While having friends is an important aspect of our lives, there’s more to it than that. There are so many things we can and should be thankful for and appreciate. Spend time with your friends, but also take the time to find other things in life to appreciate.
Find an interest to focus on, if that’s one thing you have not considered yet. Find a hobby or an activity you find appealing and learn as much as you can about it. Travel and see the world, if that’s a luxury you can afford with money and time.
Trust and respect
Trust and respect are important foundations in friendship. If you want to stop being too clingy with your friends, you need to remind yourself of this. Trust them to value your friendship even though you don’t spend that much time with them. Respect them enough to give them space when they need it.
The importance of these two cannot be understated. As long as there is mutual trust and respect between friends, that friendship will flourish nicely. A person who’s too clingy is someone who doesn’t appreciate or has forgotten the value of trust and respect. If this is the truth for you, reassess yourself and find these two traits once again.
Fear the consequences
As mentioned earlier, the consequences that can and will arise out of you being too clingy with your friends are horrible. You definitely don’t want to face those consequences, should they come. As they say, prevention is better than cure. It’s better to prevent facing them at all than to attempt to fix things up after the damage has been done.
If you realize how dire and terrible the consequences of being too clingy are, then the drive to stop it should become much harder.
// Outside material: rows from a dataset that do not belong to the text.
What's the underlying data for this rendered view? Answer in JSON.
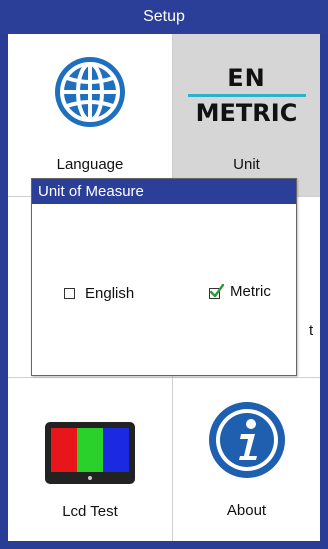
{
  "window": {
    "title": "Setup"
  },
  "tiles": {
    "language": {
      "label": "Language"
    },
    "unit": {
      "label": "Unit",
      "icon_top": "EN",
      "icon_bottom": "METRIC"
    },
    "lcd_test": {
      "label": "Lcd Test"
    },
    "about": {
      "label": "About"
    },
    "hidden_partial_char": "t"
  },
  "dialog": {
    "title": "Unit of Measure",
    "options": [
      {
        "label": "English",
        "checked": false
      },
      {
        "label": "Metric",
        "checked": true
      }
    ]
  },
  "colors": {
    "title_bar": "#2b3f99",
    "frame_border": "#2a3d96",
    "accent_cyan": "#2bb3c8",
    "check_green": "#2f9a3a",
    "unit_tile_bg": "#d6d6d6"
  },
  "icons": {
    "language": "globe-icon",
    "unit": "unit-en-metric-icon",
    "lcd_test": "monitor-rgb-icon",
    "about": "info-icon",
    "metric_check": "checkmark-icon"
  }
}
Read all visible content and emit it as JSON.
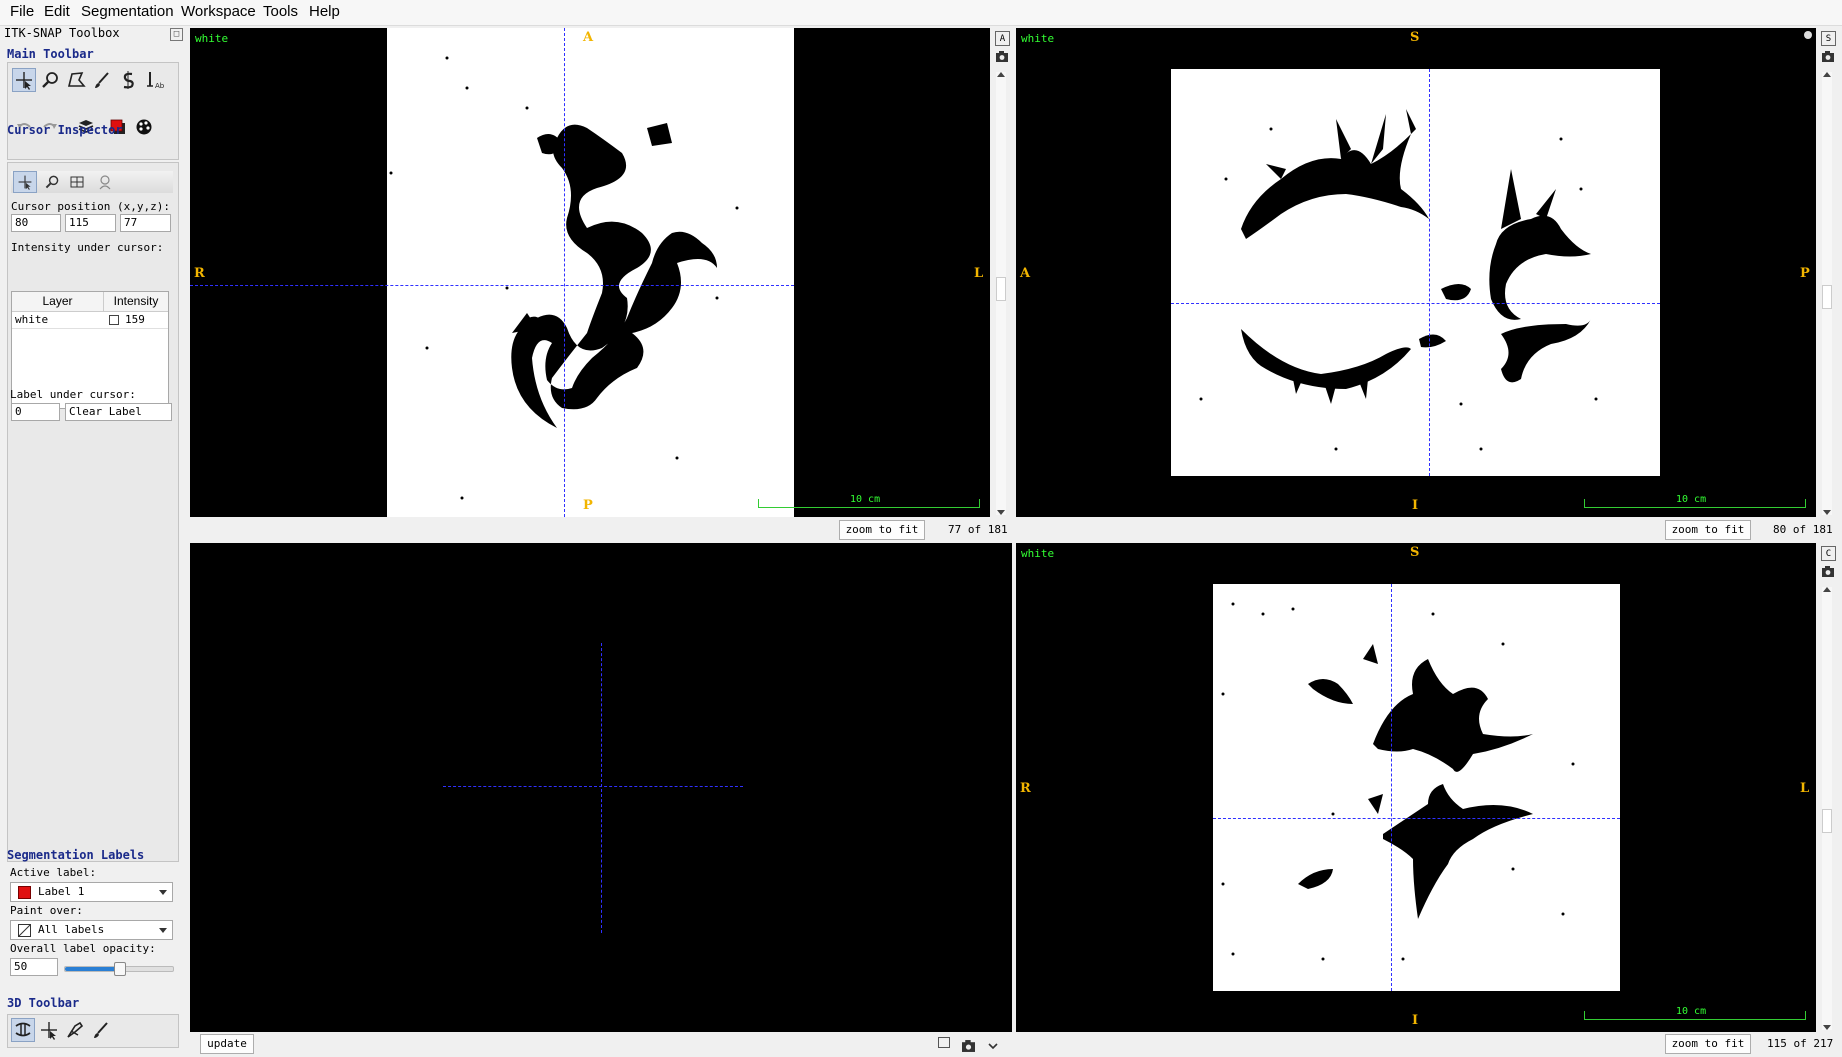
{
  "menubar": {
    "items": [
      "File",
      "Edit",
      "Segmentation",
      "Workspace",
      "Tools",
      "Help"
    ]
  },
  "toolbox": {
    "title": "ITK-SNAP Toolbox",
    "main_toolbar": {
      "heading": "Main Toolbar",
      "tools": [
        "crosshair-tool-icon",
        "zoom-tool-icon",
        "polygon-tool-icon",
        "paintbrush-tool-icon",
        "snake-tool-icon",
        "annotation-tool-icon"
      ],
      "actions": [
        "undo-icon",
        "redo-icon",
        "layers-icon",
        "label-color-icon",
        "palette-icon"
      ]
    },
    "cursor_inspector": {
      "heading": "Cursor Inspector",
      "position_label": "Cursor position (x,y,z):",
      "x": "80",
      "y": "115",
      "z": "77",
      "intensity_label": "Intensity under cursor:",
      "columns": [
        "Layer",
        "Intensity"
      ],
      "rows": [
        {
          "layer": "white",
          "intensity": "159"
        }
      ],
      "label_under_label": "Label under cursor:",
      "label_id": "0",
      "label_name": "Clear Label"
    },
    "segmentation_labels": {
      "heading": "Segmentation Labels",
      "active_label_label": "Active label:",
      "active_label": "Label 1",
      "active_color": "#e01010",
      "paint_over_label": "Paint over:",
      "paint_over": "All labels",
      "opacity_label": "Overall label opacity:",
      "opacity": "50",
      "opacity_fraction": 0.5
    },
    "toolbar_3d": {
      "heading": "3D Toolbar"
    }
  },
  "views": {
    "axial": {
      "layer": "white",
      "top": "A",
      "bottom": "P",
      "left": "R",
      "right": "L",
      "scale": "10 cm",
      "zoom_btn": "zoom to fit",
      "slice": "77 of 181"
    },
    "sagittal": {
      "layer": "white",
      "top": "S",
      "bottom": "I",
      "left": "A",
      "right": "P",
      "scale": "10 cm",
      "zoom_btn": "zoom to fit",
      "slice": "80 of 181"
    },
    "view3d": {
      "update_btn": "update"
    },
    "coronal": {
      "layer": "white",
      "top": "S",
      "bottom": "I",
      "left": "R",
      "right": "L",
      "scale": "10 cm",
      "zoom_btn": "zoom to fit",
      "slice": "115 of 217"
    }
  }
}
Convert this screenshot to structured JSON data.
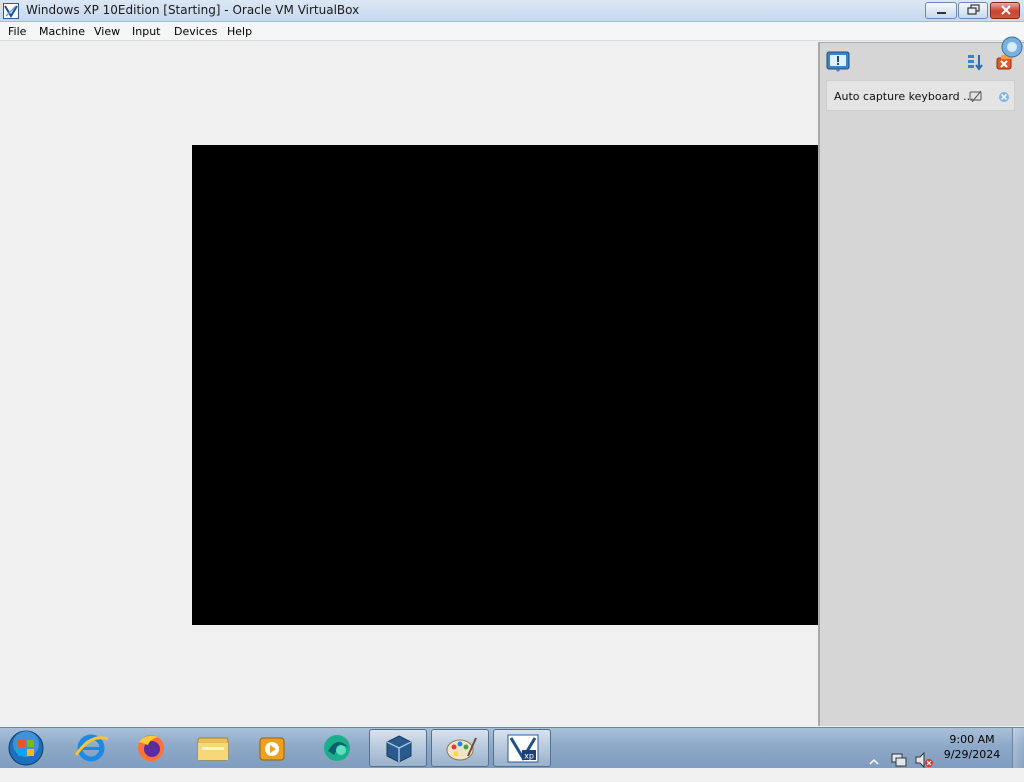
{
  "window": {
    "title": "Windows XP 10Edition [Starting] - Oracle VM VirtualBox",
    "app_icon": "virtualbox-icon",
    "controls": [
      "minimize-icon",
      "maximize-icon",
      "close-icon"
    ]
  },
  "menubar": {
    "items": [
      "File",
      "Machine",
      "View",
      "Input",
      "Devices",
      "Help"
    ]
  },
  "side_panel": {
    "header_icons": [
      "notification-icon",
      "sort-icon",
      "close-all-icon",
      "network-icon"
    ],
    "notification": {
      "message": "Auto capture keyboard ...",
      "icons": [
        "do-not-show-icon",
        "close-icon"
      ]
    }
  },
  "taskbar": {
    "start_icon": "windows-start-orb-icon",
    "buttons": [
      {
        "icon": "internet-explorer-icon",
        "active": false
      },
      {
        "icon": "firefox-icon",
        "active": false
      },
      {
        "icon": "file-explorer-icon",
        "active": false
      },
      {
        "icon": "media-player-icon",
        "active": false
      },
      {
        "icon": "browser-icon",
        "active": false
      },
      {
        "icon": "virtualbox-icon",
        "active": true
      },
      {
        "icon": "paint-icon",
        "active": true
      },
      {
        "icon": "windows-xp-vm-icon",
        "active": true
      }
    ],
    "tray_icons": [
      "show-hidden-icons-icon",
      "network-icon",
      "volume-muted-icon"
    ],
    "clock": {
      "time": "9:00 AM",
      "date": "9/29/2024"
    }
  },
  "colors": {
    "vm_screen": "#000000",
    "titlebar": "#c7d9ee",
    "taskbar": "#8ea9c8",
    "close_button": "#c7452f"
  }
}
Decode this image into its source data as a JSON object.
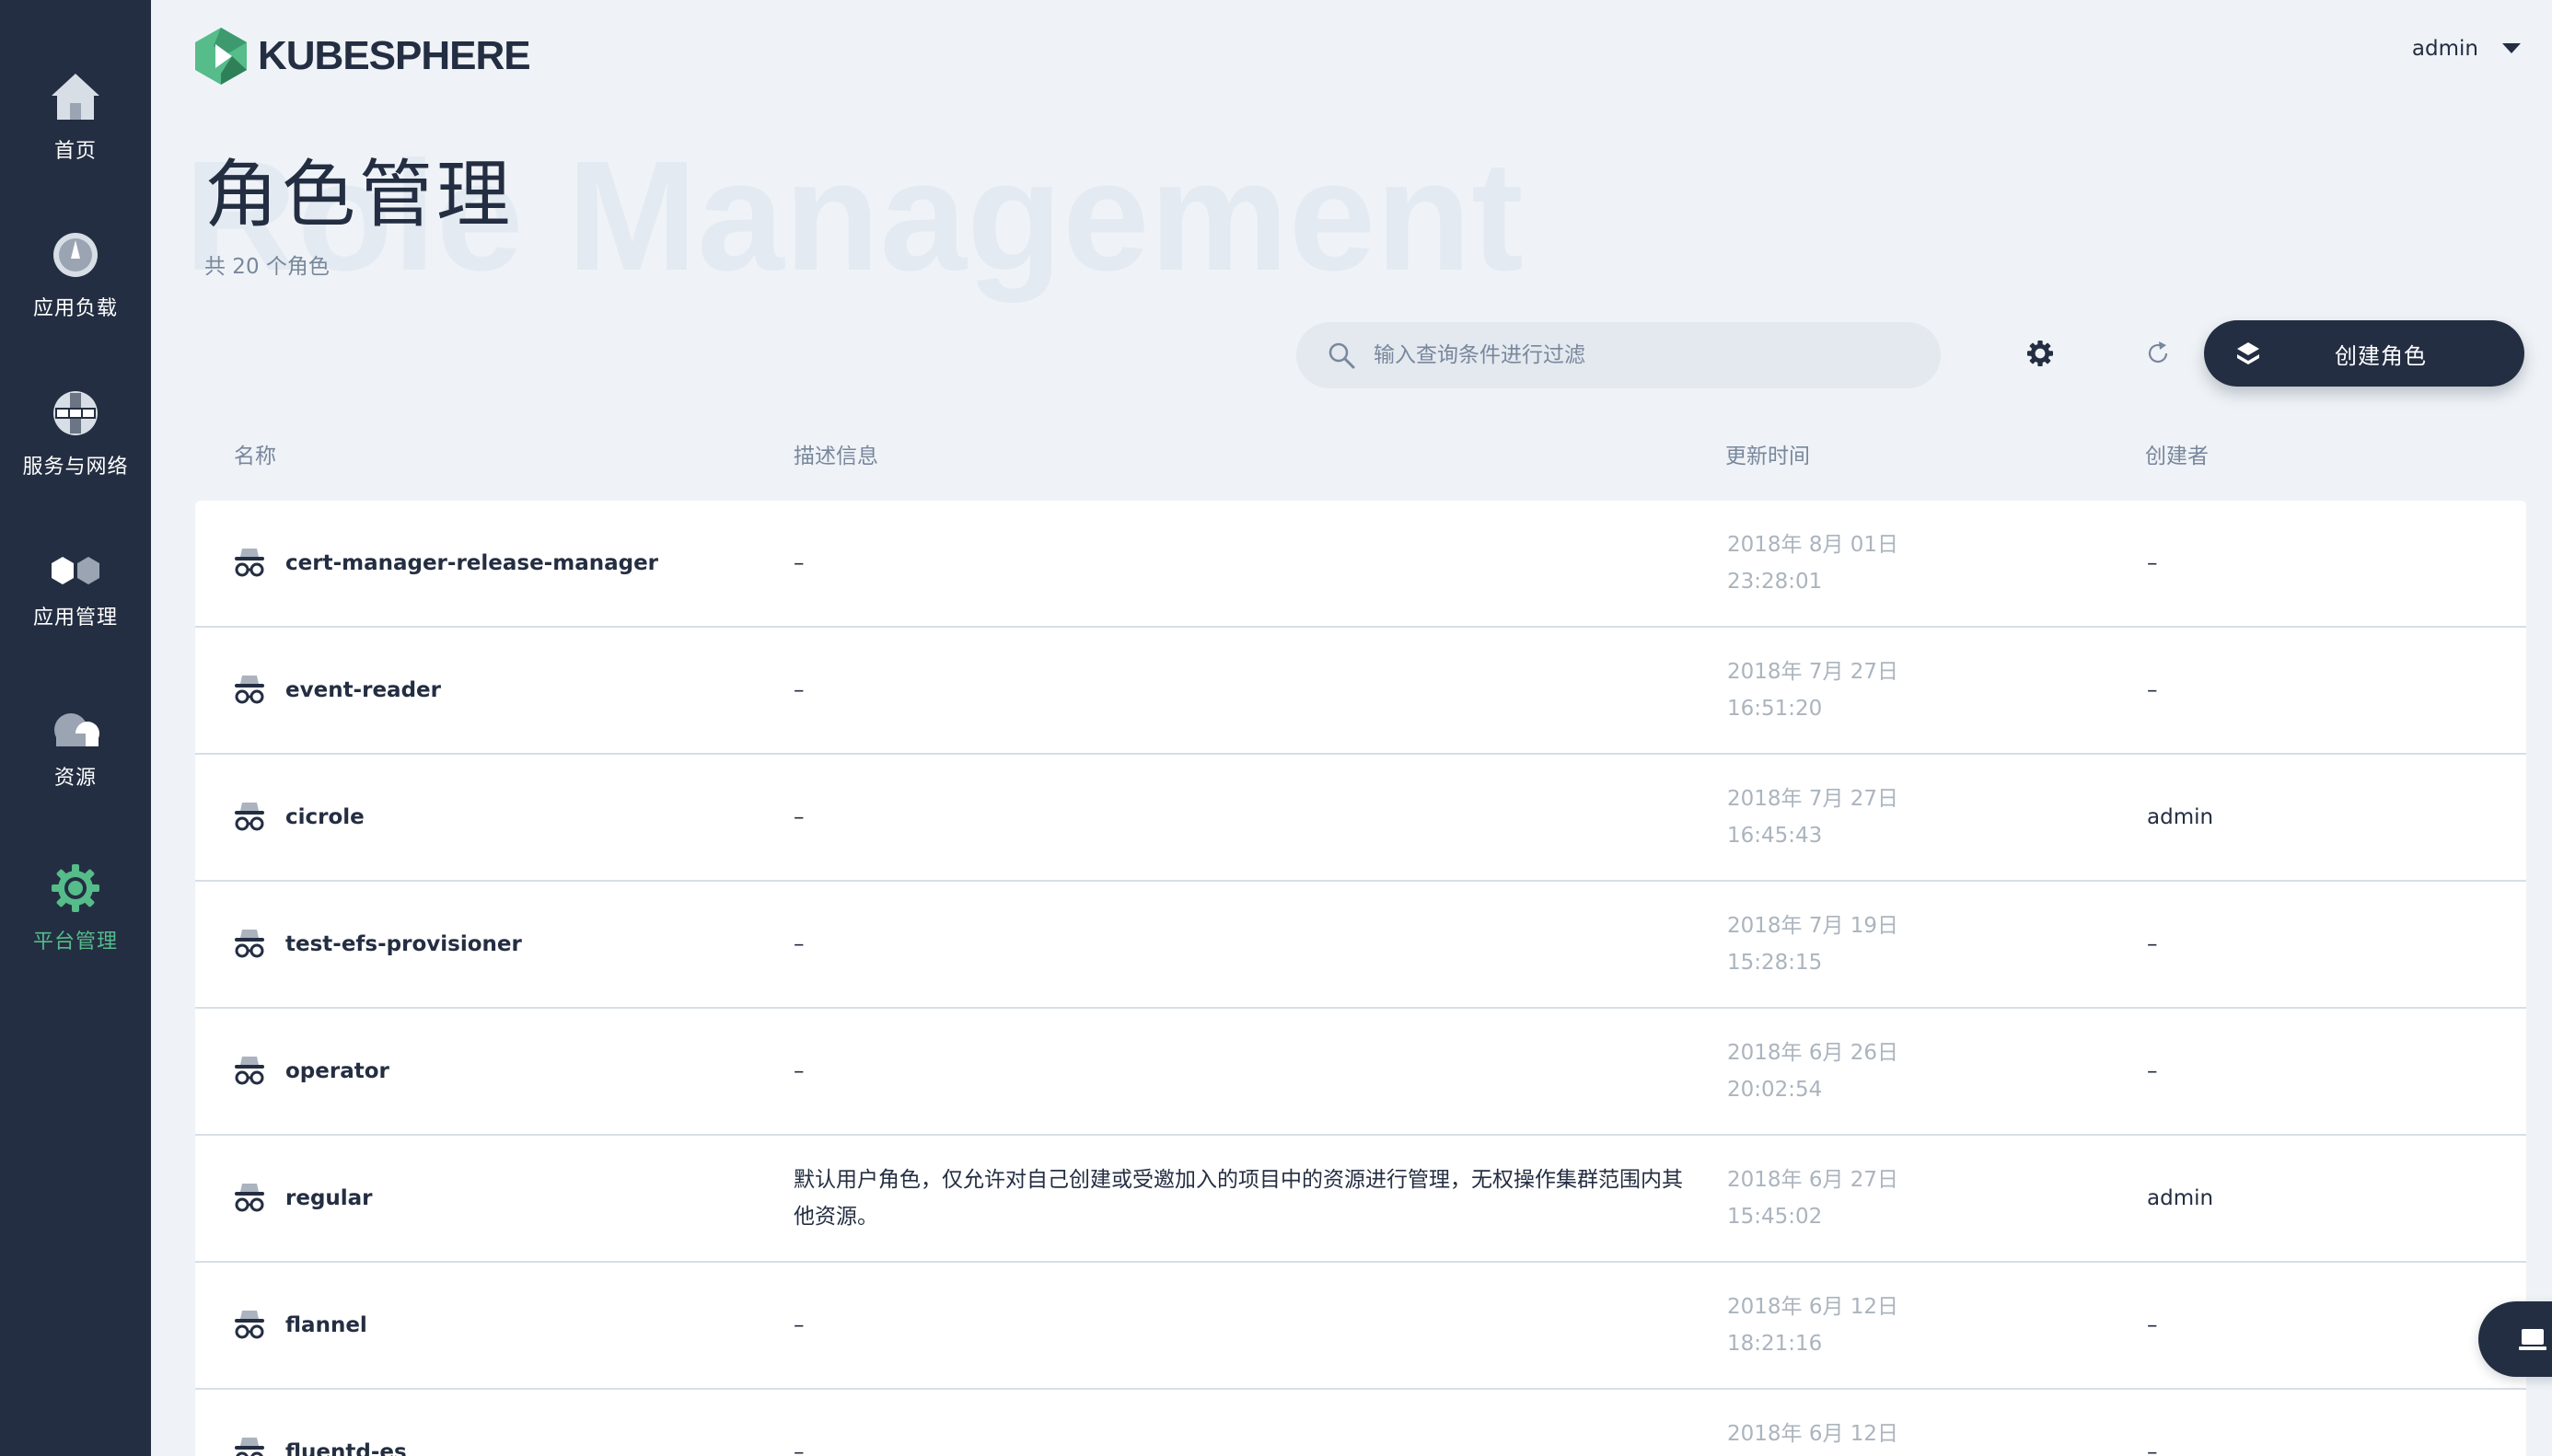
{
  "app": {
    "logo_text": "KUBESPHERE",
    "user": "admin"
  },
  "sidebar": {
    "items": [
      {
        "label": "首页",
        "icon": "home-icon",
        "active": false
      },
      {
        "label": "应用负载",
        "icon": "dashboard-icon",
        "active": false
      },
      {
        "label": "服务与网络",
        "icon": "network-icon",
        "active": false
      },
      {
        "label": "应用管理",
        "icon": "hexagons-icon",
        "active": false
      },
      {
        "label": "资源",
        "icon": "cloud-icon",
        "active": false
      },
      {
        "label": "平台管理",
        "icon": "gear-icon",
        "active": true
      }
    ]
  },
  "page": {
    "bg_title": "Role Management",
    "title": "角色管理",
    "subtitle": "共 20 个角色"
  },
  "toolbar": {
    "search_placeholder": "输入查询条件进行过滤",
    "create_label": "创建角色"
  },
  "table": {
    "headers": {
      "name": "名称",
      "desc": "描述信息",
      "time": "更新时间",
      "creator": "创建者"
    },
    "rows": [
      {
        "name": "cert-manager-release-manager",
        "desc": "–",
        "date": "2018年 8月 01日",
        "time": "23:28:01",
        "creator": "–"
      },
      {
        "name": "event-reader",
        "desc": "–",
        "date": "2018年 7月 27日",
        "time": "16:51:20",
        "creator": "–"
      },
      {
        "name": "cicrole",
        "desc": "–",
        "date": "2018年 7月 27日",
        "time": "16:45:43",
        "creator": "admin"
      },
      {
        "name": "test-efs-provisioner",
        "desc": "–",
        "date": "2018年 7月 19日",
        "time": "15:28:15",
        "creator": "–"
      },
      {
        "name": "operator",
        "desc": "–",
        "date": "2018年 6月 26日",
        "time": "20:02:54",
        "creator": "–"
      },
      {
        "name": "regular",
        "desc": "默认用户角色，仅允许对自己创建或受邀加入的项目中的资源进行管理，无权操作集群范围内其他资源。",
        "date": "2018年 6月 27日",
        "time": "15:45:02",
        "creator": "admin"
      },
      {
        "name": "flannel",
        "desc": "–",
        "date": "2018年 6月 12日",
        "time": "18:21:16",
        "creator": "–"
      },
      {
        "name": "fluentd-es",
        "desc": "–",
        "date": "2018年 6月 12日",
        "time": "",
        "creator": "–"
      }
    ]
  },
  "colors": {
    "sidebar_bg": "#242e42",
    "accent": "#55bc8a",
    "page_bg": "#eff3f7"
  }
}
Constantly remind yourself of what will happen if you don’t stop and you eventually will.
Appreciate doing things alone
Since you’ll need to stop being so clingy with your friends, you will spend more time alone than you’re used to. Start being comfortable with it. In fact, you should see the good things in it.
Appreciate your time alone. Learn to find comfort and happiness in it. If you can be comfortable and happy alone, the need to be clingy will dissolve naturally. Do the things you used to want to do with friends alone. Watch a movie, eat dinner, go out for a coffee break, etc.
Expand your social circle
It can also be helpful to expand your social circle as you’re learning to stop being so clingy with your friends. The more friends you’ll have, the more divided your time will be. You’ll also appreciate how different each person is from one another and you’ll learn a great deal from each of them.
This will also allow you to spend your energy on multiple things, instead of giving your 100% to the friends you already have. On top of that, getting to know more people and expanding your social circle will do wonders for your self-esteem.
Speak to a professional
If you feel and believe you’re too far gone and you’re having a hard time not clinging to others all the time, then the issue may be deeper and much more psychological than you realize. Should this be the case, waste no time in approaching a professional for help.
Keep an eye on your self-esteem
If your self-esteem is too low, then you may just end up reverting back to being too clingy so you can find assurance and validation from your friends, which is not a healthy way of going about it. With that in mind, make sure you keep your self-esteem in check. Improve your social life and learn how to be more confident and independent.
Learning how to be more confident and improving your self-esteem is a whole other process you will need to get into. Thankfully, you’re already on the correct site for that.
Knowing how to stop being so clingy with friends is one thing, actually acting on it is another. After reading this article, make sure you actually make the effort to stop being so clingy. Remind yourself that this isn’t just for the sake of your friends, but it is also for your sake. Trust me, you will be much happier once you’ll learn how to be your own person and not have to rely on others for validation and approval all the time.
It won’t be easy. This will surely take time and there will be moments where you’ll be tempted to revert back to your old self, but don’t give in. Keep your eyes on the goal at the end of the road. Things will get better in time.